→ **Aim of the task**: Find every line below where the string "label" shows up, and copy those lines.

→ **Data about app and page elements**:

◇ ◇ ◇

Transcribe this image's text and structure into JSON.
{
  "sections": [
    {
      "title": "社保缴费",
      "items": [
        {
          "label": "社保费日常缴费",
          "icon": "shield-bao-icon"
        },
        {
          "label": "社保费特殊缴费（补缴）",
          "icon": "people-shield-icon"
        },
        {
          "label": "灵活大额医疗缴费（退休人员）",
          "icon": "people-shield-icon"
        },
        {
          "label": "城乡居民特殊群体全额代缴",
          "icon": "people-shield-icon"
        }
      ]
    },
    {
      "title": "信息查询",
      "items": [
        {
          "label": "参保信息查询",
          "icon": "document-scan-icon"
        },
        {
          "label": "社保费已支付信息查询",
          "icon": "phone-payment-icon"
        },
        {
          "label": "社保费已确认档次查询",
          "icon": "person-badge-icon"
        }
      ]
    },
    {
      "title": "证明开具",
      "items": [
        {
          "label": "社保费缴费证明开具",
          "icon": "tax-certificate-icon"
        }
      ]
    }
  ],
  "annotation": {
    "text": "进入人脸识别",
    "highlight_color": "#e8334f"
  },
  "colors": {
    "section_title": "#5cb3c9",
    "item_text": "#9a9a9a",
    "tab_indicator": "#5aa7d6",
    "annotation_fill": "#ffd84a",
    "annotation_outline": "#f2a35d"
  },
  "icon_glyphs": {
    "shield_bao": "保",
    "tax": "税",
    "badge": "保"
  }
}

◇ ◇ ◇

→ **Expected output**:
          "label": "社保费日常缴费",
          "label": "社保费特殊缴费（补缴）",
          "label": "灵活大额医疗缴费（退休人员）",
          "label": "城乡居民特殊群体全额代缴",
          "label": "参保信息查询",
          "label": "社保费已支付信息查询",
          "label": "社保费已确认档次查询",
          "label": "社保费缴费证明开具",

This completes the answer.